Like Anonymous, the portion of K-pop stan Twitter participating in these campaigns developed their tactics through a series of “microevolutions,” Coleman says. The idea of an entire fandom moving from apolitical to suddenly awakened and political is wrong. Instead, by engaging in the organizing activities that were central to their online communities—troll campaigns in the case of Anonymous, manipulating social media algorithms and trending lists for K-pop fans—“that very process sort of feeds back to them and they realize ‘wait we have power’.”
“K-pop fans are quite aware of the ways that they are characterized as a group, as this really rabid group of people that also are kind of sheeple,” says Toronto’s Cho. “That they are just unthinkingly following and tweeting and amplifying things.” When she interviews individual fans, “they’re way more savvy than that stereotype gives them credit for,” and “recognize this idea of K-pop as this really powerful force.”
And stans aren’t going to stop here
Now that K-pop is a meme, it also has the potential to be weaponized. K-pop stans don’t actually need to show up in force to get credit for an act of online heroics, if the people cheering them on don’t understand what they’re looking at. And viral pipelines to international media coverage have long been a way for those pushing extremist views to seek bigger platforms. Right now, the myth of the K-pop uprising is new, and the story it tells is a positive and comforting one for its liberal fans. But that won’t last forever.
Coleman and Larsen are certain that Trump supporters and the far-right are watching this develop in real time, too. That could put some of the younger fans who have participated in these campaigns in danger.
“Certain corners of the far right will be innovating in response to this,” Coleman says. “They’re not visible right now, but they will be.”

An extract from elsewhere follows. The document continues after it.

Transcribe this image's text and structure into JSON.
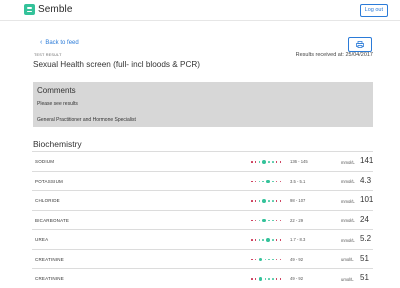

And some of them will be TikTok teens: just not the ones valorized by the liberal myths.